● **About this task**: From the listing below, count the lines where the string "icon" occurs. Give the number, with no other words.

● **Data extract**:
::::
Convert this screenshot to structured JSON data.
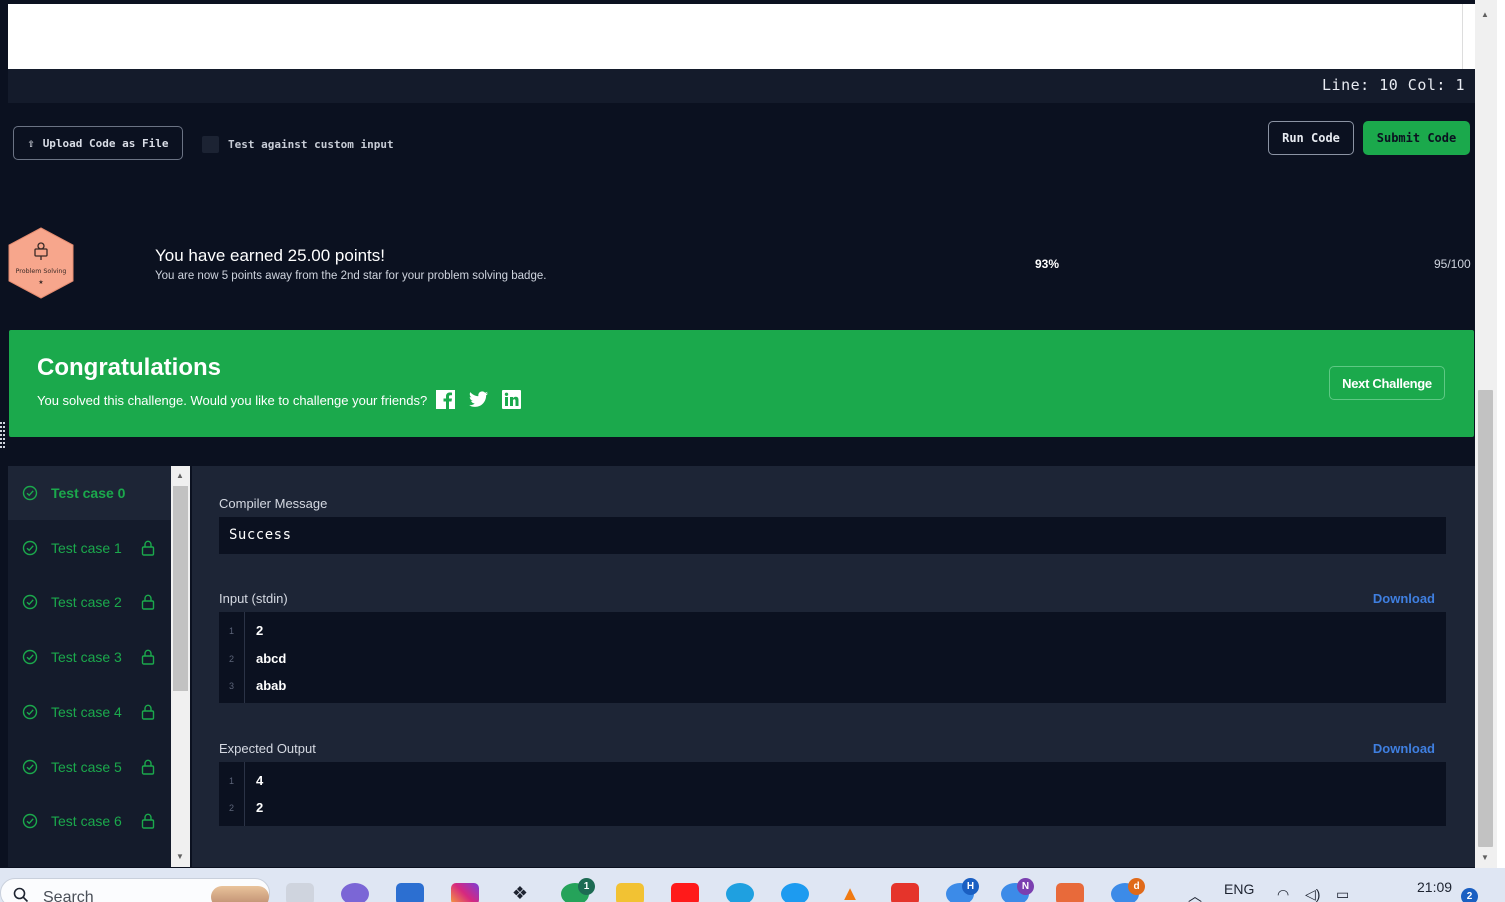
{
  "editor": {
    "status": "Line: 10 Col: 1"
  },
  "toolbar": {
    "upload_label": "Upload Code as File",
    "custom_input_label": "Test against custom input",
    "run_label": "Run Code",
    "submit_label": "Submit Code"
  },
  "badge": {
    "name": "Problem Solving",
    "star": "★"
  },
  "points": {
    "title": "You have earned 25.00 points!",
    "subtitle": "You are now 5 points away from the 2nd star for your problem solving badge.",
    "percent": "93%",
    "score": "95/100"
  },
  "congrats": {
    "title": "Congratulations",
    "message": "You solved this challenge. Would you like to challenge your friends?",
    "next_label": "Next Challenge"
  },
  "test_cases": [
    {
      "label": "Test case 0",
      "locked": false,
      "active": true
    },
    {
      "label": "Test case 1",
      "locked": true,
      "active": false
    },
    {
      "label": "Test case 2",
      "locked": true,
      "active": false
    },
    {
      "label": "Test case 3",
      "locked": true,
      "active": false
    },
    {
      "label": "Test case 4",
      "locked": true,
      "active": false
    },
    {
      "label": "Test case 5",
      "locked": true,
      "active": false
    },
    {
      "label": "Test case 6",
      "locked": true,
      "active": false
    }
  ],
  "result": {
    "compiler_label": "Compiler Message",
    "compiler_message": "Success",
    "input_label": "Input (stdin)",
    "output_label": "Expected Output",
    "download_label": "Download",
    "input_lines": [
      {
        "n": "1",
        "text": "2"
      },
      {
        "n": "2",
        "text": "abcd"
      },
      {
        "n": "3",
        "text": "abab"
      }
    ],
    "output_lines": [
      {
        "n": "1",
        "text": "4"
      },
      {
        "n": "2",
        "text": "2"
      }
    ]
  },
  "taskbar": {
    "search_placeholder": "Search",
    "language": "ENG",
    "time": "21:09",
    "whatsapp_badge": "1",
    "notification_count": "2",
    "chrome_profiles": [
      "H",
      "N",
      "d"
    ]
  },
  "colors": {
    "accent_green": "#1ba94c",
    "background": "#0b1120",
    "panel": "#1d2536",
    "link_blue": "#3f7fe0",
    "badge_orange": "#f7a68c"
  }
}
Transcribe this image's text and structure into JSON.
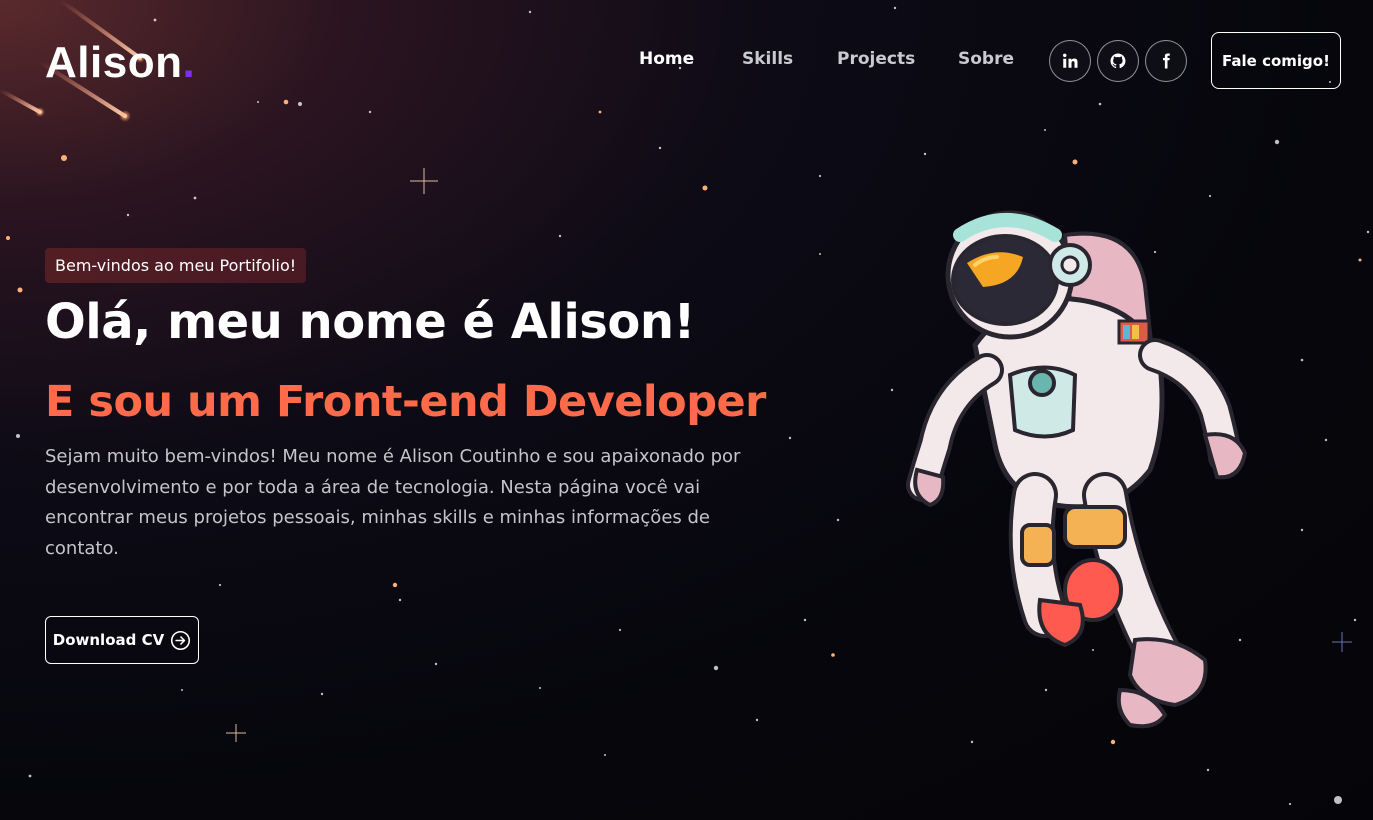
{
  "header": {
    "logo_text": "Alison",
    "logo_dot": ".",
    "nav": [
      {
        "label": "Home",
        "active": true
      },
      {
        "label": "Skills",
        "active": false
      },
      {
        "label": "Projects",
        "active": false
      },
      {
        "label": "Sobre",
        "active": false
      }
    ],
    "social": [
      {
        "icon": "linkedin-icon",
        "label": "in"
      },
      {
        "icon": "github-icon"
      },
      {
        "icon": "facebook-icon",
        "label": "f"
      }
    ],
    "cta_label": "Fale comigo!"
  },
  "hero": {
    "badge": "Bem-vindos ao meu Portifolio!",
    "title": "Olá, meu nome é Alison!",
    "subtitle": "E sou um Front-end Developer",
    "description": "Sejam muito bem-vindos! Meu nome é Alison Coutinho e sou apaixonado por desenvolvimento e por toda a área de tecnologia. Nesta página você vai encontrar meus projetos pessoais, minhas skills e minhas informações de contato.",
    "download_label": "Download CV",
    "download_icon": "arrow-right-circle-icon"
  },
  "illustration": {
    "name": "astronaut-illustration"
  },
  "colors": {
    "accent": "#ff6b4a",
    "logo_dot": "#7b2ff7",
    "background": "#06060c"
  }
}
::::
● **Task answer**: 4